*WORK ITEM:*
In the entries below, the word "join" appears on some lines. Copy each of those lines.

GIVEN RECORDS Start Marker

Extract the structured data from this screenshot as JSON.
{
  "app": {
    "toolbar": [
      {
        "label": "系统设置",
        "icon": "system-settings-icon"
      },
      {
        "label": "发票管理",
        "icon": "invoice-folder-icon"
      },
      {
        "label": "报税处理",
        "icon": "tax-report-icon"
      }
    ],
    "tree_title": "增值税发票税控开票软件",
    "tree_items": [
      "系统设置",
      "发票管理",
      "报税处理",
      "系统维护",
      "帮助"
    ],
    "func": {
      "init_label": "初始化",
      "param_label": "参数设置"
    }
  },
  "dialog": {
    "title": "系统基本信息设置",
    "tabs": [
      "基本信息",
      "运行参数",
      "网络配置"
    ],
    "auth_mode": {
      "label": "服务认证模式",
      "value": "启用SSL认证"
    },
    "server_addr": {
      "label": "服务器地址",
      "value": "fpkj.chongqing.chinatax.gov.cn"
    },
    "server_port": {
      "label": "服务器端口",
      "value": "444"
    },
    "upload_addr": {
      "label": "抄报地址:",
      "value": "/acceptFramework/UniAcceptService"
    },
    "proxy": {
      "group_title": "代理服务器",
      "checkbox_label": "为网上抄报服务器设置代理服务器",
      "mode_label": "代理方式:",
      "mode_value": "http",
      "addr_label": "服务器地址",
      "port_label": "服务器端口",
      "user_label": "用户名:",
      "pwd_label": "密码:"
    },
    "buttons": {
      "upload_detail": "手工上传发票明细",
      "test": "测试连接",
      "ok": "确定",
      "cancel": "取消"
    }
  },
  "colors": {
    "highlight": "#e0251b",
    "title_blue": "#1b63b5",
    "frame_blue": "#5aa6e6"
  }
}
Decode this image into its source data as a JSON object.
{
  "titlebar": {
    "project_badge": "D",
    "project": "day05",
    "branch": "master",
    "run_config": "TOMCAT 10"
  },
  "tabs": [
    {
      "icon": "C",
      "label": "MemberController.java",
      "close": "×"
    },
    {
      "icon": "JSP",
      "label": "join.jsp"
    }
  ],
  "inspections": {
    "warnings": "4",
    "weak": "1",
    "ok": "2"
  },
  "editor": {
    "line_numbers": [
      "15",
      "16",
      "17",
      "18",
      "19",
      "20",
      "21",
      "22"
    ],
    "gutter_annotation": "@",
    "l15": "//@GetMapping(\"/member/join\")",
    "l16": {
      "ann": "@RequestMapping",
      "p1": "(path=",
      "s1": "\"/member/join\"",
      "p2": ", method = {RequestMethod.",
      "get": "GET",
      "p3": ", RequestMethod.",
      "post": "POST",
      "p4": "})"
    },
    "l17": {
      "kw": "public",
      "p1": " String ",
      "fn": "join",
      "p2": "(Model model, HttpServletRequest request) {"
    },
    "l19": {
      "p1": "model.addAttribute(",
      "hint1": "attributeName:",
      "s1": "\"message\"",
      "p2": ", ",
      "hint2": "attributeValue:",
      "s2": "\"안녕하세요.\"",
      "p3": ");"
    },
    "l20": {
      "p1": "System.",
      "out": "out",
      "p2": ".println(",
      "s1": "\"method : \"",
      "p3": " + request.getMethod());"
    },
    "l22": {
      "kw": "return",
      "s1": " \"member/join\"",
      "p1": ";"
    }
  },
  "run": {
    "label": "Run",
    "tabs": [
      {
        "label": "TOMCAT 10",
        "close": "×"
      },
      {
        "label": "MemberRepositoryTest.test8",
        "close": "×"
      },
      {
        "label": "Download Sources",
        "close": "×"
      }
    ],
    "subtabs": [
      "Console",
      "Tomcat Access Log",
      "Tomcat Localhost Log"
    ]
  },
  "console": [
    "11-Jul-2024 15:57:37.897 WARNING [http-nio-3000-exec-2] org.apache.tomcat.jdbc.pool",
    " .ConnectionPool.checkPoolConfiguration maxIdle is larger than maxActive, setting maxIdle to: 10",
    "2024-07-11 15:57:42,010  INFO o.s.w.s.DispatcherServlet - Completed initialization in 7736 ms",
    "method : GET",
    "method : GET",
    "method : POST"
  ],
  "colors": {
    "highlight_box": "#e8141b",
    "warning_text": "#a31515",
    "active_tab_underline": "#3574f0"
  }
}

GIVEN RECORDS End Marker

*YOUR SOLUTION:*
      "label": "join.jsp"
    "l15": "//@GetMapping(\"/member/join\")",
      "s1": "\"/member/join\"",
      "fn": "join",
      "s1": " \"member/join\"",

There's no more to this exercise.